Cooper’s talent has been obvious from the beginning. Signed with Elektra Records in 1973, that talent has taken him around the world, performing regularly to enthusiastic audiences in Europe and nearly every state in the Union. Always a critic’s favorite, he’s never rested on his laurels, as The Conjurer makes clear.
Often accorded the accolade of a ‘songwriter’s songwriter,’ his songs have been covered by numerous recording artists, many acclaimed songwriters themselves, including Maura O’Connell, Claire Lynch, Pierce Pettis and Susan Werner. He has been a featured performer on many prestigious TV and radio programs, including Austin City Limits and Mountain Stage, and he is a much-anticipated annual regular on the main stage at the esteemed Kerrville Music Festival. His worldwide audience includes hotbeds of Americana music in Europe, where Cooper has performed at the Belfast Songwriters Festival and tours regularly in Sweden and Denmark, often with support from the well-regarded Danish band The Sentimentals.
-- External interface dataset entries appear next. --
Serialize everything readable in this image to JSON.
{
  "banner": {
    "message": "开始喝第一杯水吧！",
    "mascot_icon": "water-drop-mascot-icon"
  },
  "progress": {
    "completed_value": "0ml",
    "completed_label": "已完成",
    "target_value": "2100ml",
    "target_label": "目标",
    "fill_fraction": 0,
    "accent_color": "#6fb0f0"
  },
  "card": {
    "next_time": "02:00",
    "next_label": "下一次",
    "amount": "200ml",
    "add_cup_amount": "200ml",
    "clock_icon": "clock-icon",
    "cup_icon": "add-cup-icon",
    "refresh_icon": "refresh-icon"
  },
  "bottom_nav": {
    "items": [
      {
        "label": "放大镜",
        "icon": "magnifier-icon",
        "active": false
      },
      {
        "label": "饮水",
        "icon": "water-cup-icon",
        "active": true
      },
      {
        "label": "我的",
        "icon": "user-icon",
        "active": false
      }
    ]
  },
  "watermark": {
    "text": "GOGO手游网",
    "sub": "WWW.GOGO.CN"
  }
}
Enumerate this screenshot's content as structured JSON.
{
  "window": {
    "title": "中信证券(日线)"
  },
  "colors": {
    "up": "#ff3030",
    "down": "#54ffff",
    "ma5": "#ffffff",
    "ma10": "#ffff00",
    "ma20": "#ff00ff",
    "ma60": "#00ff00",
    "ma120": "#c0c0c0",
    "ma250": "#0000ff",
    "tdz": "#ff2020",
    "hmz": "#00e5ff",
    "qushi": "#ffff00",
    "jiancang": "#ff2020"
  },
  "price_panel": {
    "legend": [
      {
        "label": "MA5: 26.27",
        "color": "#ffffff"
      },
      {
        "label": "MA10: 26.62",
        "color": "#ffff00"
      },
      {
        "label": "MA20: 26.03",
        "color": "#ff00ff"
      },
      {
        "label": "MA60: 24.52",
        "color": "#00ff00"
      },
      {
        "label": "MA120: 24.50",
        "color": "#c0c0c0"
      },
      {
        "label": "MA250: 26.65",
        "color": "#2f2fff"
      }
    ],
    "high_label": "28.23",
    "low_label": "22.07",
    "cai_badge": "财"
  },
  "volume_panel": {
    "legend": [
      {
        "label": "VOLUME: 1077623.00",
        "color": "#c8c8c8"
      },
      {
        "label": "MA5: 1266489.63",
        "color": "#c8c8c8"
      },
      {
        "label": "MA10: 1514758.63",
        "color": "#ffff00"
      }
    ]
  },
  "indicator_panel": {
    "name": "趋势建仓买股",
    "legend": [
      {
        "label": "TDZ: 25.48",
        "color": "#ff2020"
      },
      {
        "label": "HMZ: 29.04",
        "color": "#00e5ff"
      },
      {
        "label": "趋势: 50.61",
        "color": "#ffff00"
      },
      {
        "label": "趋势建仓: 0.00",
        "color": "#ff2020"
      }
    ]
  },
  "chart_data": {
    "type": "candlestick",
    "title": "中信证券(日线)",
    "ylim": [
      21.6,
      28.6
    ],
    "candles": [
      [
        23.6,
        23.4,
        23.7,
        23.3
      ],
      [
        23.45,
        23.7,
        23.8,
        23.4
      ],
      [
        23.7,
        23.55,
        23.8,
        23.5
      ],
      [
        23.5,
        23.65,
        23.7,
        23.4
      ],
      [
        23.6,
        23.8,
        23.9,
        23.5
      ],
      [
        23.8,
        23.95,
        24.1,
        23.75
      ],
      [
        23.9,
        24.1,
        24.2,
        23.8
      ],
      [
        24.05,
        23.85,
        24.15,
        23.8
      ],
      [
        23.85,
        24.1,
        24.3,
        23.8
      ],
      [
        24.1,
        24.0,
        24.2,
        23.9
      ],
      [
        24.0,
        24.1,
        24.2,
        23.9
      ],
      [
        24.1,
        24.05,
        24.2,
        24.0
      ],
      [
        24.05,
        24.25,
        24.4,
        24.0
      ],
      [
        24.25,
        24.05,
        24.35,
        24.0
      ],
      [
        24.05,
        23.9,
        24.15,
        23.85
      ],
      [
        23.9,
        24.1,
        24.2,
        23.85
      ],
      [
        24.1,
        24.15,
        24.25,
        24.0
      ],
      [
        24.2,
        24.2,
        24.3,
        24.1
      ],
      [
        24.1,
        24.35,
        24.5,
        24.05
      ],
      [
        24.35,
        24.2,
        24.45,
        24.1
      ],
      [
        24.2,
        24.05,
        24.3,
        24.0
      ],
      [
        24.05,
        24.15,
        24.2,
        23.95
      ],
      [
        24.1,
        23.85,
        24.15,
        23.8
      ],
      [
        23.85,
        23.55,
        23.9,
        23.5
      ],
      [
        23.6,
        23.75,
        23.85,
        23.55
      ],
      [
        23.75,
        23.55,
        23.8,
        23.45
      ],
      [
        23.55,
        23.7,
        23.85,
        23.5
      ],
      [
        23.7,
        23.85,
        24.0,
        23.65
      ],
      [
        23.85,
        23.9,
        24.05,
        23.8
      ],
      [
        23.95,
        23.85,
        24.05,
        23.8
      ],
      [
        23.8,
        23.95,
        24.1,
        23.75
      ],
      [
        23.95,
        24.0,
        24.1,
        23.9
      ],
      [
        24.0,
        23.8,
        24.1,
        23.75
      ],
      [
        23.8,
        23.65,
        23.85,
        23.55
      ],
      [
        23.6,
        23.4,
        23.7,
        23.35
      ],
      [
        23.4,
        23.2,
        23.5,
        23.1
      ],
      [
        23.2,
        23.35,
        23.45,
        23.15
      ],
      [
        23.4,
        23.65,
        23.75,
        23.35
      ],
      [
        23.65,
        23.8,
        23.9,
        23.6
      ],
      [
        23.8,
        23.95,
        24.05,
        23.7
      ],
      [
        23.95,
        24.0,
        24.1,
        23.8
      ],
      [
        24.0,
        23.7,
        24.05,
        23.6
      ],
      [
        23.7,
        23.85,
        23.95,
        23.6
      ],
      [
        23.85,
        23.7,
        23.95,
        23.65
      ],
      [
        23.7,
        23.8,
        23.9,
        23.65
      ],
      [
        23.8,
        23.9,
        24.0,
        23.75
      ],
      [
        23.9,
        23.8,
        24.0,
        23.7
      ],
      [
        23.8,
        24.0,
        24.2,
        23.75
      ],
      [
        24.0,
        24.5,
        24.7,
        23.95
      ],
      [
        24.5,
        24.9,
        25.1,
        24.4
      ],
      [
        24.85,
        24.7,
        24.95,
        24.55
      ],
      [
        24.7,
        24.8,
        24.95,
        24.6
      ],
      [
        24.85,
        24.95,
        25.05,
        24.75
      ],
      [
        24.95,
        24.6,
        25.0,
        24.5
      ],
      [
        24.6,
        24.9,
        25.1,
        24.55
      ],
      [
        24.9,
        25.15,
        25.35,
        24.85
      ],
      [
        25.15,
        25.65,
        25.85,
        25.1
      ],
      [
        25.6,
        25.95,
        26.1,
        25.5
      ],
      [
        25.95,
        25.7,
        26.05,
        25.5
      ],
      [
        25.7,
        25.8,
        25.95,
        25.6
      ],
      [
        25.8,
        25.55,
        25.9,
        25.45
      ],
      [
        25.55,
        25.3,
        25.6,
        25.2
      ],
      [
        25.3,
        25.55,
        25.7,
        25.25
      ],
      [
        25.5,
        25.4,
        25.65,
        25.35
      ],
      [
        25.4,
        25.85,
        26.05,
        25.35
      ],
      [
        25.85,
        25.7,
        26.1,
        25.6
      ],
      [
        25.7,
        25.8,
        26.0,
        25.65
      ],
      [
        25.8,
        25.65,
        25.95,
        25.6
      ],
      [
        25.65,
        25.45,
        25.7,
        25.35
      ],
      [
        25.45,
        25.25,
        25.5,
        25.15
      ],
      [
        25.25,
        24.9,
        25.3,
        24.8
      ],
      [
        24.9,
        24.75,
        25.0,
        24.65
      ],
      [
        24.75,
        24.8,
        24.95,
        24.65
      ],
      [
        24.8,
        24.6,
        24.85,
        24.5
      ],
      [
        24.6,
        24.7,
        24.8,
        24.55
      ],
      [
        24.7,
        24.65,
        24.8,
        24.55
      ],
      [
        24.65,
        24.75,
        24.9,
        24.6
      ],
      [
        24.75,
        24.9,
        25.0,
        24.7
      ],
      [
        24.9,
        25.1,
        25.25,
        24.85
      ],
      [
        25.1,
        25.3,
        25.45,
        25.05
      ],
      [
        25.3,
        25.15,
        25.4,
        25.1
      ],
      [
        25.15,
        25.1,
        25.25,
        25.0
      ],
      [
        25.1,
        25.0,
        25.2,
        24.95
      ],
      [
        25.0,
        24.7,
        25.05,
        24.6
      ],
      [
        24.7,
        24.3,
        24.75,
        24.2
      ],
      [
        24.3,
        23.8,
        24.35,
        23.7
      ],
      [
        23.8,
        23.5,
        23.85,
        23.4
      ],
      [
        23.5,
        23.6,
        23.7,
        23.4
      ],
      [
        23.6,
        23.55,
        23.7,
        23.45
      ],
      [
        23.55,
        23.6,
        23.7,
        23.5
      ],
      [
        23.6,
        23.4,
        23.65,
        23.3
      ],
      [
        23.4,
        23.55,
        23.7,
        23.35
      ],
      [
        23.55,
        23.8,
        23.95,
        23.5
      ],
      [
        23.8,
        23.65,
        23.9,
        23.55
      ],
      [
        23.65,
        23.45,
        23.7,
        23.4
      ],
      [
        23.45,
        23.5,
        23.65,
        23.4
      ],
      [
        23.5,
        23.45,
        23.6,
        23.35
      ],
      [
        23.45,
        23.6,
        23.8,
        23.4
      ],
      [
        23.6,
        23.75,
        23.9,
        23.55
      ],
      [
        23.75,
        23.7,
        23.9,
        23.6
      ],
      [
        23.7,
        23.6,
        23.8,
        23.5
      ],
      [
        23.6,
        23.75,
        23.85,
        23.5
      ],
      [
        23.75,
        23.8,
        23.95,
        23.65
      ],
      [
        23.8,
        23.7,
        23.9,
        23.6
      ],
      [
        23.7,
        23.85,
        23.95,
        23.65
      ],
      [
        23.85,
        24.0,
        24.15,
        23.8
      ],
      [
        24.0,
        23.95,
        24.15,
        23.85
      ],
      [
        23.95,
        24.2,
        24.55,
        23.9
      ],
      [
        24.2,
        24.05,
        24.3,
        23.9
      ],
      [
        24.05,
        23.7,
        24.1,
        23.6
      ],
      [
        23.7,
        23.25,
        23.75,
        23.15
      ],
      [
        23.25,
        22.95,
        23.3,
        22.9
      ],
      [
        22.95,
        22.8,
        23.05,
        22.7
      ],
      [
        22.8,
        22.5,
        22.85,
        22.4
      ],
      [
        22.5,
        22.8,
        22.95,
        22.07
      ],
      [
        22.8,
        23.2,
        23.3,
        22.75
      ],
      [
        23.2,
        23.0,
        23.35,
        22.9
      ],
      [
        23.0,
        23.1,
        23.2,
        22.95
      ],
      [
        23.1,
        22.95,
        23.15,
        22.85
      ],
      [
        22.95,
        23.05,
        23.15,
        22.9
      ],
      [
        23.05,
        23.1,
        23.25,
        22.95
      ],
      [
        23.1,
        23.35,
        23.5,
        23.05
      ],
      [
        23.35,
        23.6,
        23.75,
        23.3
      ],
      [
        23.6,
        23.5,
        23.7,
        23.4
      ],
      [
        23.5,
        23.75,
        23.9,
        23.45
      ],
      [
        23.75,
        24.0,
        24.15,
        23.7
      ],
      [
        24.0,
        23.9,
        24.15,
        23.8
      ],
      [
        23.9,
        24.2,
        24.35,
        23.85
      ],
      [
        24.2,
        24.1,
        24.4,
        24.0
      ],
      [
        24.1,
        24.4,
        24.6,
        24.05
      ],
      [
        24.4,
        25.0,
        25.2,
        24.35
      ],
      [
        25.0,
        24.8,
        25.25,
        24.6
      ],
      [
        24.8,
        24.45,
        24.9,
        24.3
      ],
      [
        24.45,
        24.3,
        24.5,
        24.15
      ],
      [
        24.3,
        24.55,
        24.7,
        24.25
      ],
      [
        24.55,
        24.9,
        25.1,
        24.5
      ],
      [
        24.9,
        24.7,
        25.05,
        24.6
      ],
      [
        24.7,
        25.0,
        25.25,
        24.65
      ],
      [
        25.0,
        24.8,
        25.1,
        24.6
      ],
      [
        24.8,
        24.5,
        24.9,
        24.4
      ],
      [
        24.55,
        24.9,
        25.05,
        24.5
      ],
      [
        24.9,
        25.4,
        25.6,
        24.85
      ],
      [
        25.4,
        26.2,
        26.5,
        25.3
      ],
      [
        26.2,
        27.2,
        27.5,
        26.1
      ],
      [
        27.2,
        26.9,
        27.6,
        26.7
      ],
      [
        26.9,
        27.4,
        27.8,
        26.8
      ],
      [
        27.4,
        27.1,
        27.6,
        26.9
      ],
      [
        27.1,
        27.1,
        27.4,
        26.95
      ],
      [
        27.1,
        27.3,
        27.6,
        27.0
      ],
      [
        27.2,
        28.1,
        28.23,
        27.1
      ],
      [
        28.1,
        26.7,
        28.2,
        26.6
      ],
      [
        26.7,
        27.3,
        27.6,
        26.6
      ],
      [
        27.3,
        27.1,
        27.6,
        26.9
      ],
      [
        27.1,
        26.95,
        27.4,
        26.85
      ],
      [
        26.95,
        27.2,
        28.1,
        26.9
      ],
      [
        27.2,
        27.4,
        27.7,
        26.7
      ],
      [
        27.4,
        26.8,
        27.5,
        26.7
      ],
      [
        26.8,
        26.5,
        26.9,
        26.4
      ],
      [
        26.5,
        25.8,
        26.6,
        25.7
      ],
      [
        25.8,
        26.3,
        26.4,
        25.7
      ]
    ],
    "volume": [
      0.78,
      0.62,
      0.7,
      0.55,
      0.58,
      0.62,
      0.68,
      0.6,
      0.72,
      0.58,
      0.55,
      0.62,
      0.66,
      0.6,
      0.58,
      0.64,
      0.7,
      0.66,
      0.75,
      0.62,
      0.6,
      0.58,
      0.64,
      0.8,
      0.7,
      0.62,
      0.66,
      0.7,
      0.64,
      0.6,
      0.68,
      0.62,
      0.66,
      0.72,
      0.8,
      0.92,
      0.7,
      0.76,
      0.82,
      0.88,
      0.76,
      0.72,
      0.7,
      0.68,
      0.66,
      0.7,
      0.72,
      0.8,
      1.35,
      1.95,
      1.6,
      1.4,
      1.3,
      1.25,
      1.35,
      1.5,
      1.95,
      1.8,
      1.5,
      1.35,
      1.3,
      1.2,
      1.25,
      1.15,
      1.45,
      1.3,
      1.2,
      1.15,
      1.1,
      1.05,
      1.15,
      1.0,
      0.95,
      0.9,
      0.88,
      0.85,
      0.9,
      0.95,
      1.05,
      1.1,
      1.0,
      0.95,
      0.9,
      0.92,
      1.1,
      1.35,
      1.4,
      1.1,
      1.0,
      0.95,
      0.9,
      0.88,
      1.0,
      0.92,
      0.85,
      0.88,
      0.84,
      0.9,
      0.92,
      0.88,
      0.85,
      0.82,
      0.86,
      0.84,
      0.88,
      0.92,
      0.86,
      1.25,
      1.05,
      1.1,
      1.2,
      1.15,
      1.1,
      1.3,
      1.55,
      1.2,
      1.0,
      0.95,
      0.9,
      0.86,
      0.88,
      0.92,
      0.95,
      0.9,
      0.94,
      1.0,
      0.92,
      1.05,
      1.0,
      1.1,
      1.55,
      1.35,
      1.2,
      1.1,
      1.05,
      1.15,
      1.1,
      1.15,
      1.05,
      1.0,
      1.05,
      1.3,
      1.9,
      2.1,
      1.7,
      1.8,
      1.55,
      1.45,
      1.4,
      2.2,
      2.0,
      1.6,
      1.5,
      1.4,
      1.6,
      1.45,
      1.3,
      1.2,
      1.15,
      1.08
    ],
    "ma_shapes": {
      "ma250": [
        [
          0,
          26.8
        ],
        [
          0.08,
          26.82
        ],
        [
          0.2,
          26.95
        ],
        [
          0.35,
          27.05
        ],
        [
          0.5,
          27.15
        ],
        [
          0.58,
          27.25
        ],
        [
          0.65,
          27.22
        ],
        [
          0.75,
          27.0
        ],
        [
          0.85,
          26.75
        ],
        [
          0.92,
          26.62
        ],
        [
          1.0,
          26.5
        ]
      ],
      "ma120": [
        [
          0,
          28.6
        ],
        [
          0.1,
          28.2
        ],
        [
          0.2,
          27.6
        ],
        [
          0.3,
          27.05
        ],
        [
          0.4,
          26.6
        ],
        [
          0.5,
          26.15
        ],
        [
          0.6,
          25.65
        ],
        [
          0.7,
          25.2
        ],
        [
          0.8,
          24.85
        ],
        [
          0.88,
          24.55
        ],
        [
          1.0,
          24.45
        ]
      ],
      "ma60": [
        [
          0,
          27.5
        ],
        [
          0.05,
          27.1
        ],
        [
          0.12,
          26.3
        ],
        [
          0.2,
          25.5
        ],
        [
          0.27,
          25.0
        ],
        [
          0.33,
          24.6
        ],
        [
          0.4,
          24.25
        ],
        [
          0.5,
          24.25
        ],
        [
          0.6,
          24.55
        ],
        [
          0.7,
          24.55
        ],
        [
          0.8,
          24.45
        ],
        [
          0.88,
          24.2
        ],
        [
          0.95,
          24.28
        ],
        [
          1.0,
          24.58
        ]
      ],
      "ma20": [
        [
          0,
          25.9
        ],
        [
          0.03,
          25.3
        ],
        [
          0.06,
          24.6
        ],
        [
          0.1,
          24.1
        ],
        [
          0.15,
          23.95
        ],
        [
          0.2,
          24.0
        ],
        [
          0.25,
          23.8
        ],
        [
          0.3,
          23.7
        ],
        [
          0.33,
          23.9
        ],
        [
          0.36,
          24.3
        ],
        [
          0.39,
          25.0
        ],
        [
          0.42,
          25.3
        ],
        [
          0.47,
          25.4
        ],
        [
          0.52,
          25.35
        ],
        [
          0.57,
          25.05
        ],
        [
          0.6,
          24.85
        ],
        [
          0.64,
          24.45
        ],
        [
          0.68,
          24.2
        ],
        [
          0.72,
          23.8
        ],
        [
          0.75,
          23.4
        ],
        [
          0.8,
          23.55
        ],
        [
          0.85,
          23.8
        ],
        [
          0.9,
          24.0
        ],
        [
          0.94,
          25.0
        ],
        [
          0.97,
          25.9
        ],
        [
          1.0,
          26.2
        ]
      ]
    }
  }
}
Working for the first time with co-producer Thomm Jutz on The Conjurer provided Cooper a creative boost. A guitarist in Nanci Griffith’s touring band, Jutz also has worked with Mary Gauthier, Pat McLaughlin, David Olney and Steve Young, among others. Working in Jutz’s TJ Studios in Mt. Juliet, Tenn., Cooper went for a rawer, more organic sound than on past recordings.
His bandmates in the studio also rose to the occasion. The lineup includes a rhythm section featuring Griffith’s longtime drummer, Pat McInerney, and bassist Dave Roe, who played with Johnny Cash for the last decade of his career. Jutz joined Cooper on guitar, drawing the singer to describe his co-producer’s playing “as remarkable, restrained and tasteful,” high praise considering Cooper’s own considerable six-string skills. The exemplary multi-instrumentalist Fats Kaplin played fiddle, mandolin and steel guitar, while percussion wizard Kirby Shelstad plays the tablas, giving Cooper’s venerable song “Jesse James” a darker texture than in its previous version. Grammy award winning singer songwriter Kim Carnes who co-wrote the opening song, “Enough”, joins those singing harmony with Cooper on the album.
As the album’s eclectic nature suggests, Cooper long ago stopped trying to fit into categories. Ostensibly an acoustic singer-songwriter presenting contemporary adult songs, Cooper draws on folk, blues, rock, reggae, pop and country. The Conjurer features some of the bluest, rawest music of Cooper’s career, as well as some of the sunniest and most tender. He ties it all together through sheer force of his creative vision, his expressive voice and his distinctively rhythmic guitar style.
Dana Cooper has not just been practicing art in his own way for more than thirty years; he’s been succeeding at it. A popular speaker and mentor at songwriting workshops, he’s become what elders should be: a role model. Having just created the best album of his career, he’s still showing others that inspiration and vision aren’t about trends, but about tapping into what you do best.